> [TASK STATEMENT]:
Find each line of the material below in which the word "price" occurs, and return it.

**** PROVIDED RECORDS

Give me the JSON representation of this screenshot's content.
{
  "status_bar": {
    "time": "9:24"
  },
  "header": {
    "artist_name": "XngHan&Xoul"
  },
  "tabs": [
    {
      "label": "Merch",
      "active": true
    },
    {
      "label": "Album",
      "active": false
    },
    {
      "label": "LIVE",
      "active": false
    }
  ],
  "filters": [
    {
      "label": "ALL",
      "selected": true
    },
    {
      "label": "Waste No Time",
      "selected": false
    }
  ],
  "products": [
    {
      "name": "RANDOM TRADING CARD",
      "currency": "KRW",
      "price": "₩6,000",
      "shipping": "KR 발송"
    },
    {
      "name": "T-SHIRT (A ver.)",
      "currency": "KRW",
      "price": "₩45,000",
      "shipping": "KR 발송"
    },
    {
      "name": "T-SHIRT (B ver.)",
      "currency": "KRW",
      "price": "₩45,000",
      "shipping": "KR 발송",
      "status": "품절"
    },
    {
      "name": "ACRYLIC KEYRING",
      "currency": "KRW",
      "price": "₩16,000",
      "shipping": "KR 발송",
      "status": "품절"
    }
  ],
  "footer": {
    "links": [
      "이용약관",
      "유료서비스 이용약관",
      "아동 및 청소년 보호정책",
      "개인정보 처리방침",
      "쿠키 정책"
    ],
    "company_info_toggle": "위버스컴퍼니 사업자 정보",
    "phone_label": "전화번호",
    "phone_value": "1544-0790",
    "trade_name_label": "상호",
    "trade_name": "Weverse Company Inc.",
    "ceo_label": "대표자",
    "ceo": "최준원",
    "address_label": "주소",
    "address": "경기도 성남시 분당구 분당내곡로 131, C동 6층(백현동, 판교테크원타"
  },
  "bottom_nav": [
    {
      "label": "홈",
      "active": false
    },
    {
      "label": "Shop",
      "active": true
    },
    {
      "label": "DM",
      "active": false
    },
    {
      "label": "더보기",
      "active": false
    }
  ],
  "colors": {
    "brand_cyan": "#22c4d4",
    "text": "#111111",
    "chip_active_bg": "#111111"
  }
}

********

> [RESPONSE BELOW]:
      "price": "₩6,000",
      "price": "₩45,000",
      "price": "₩45,000",
      "price": "₩16,000",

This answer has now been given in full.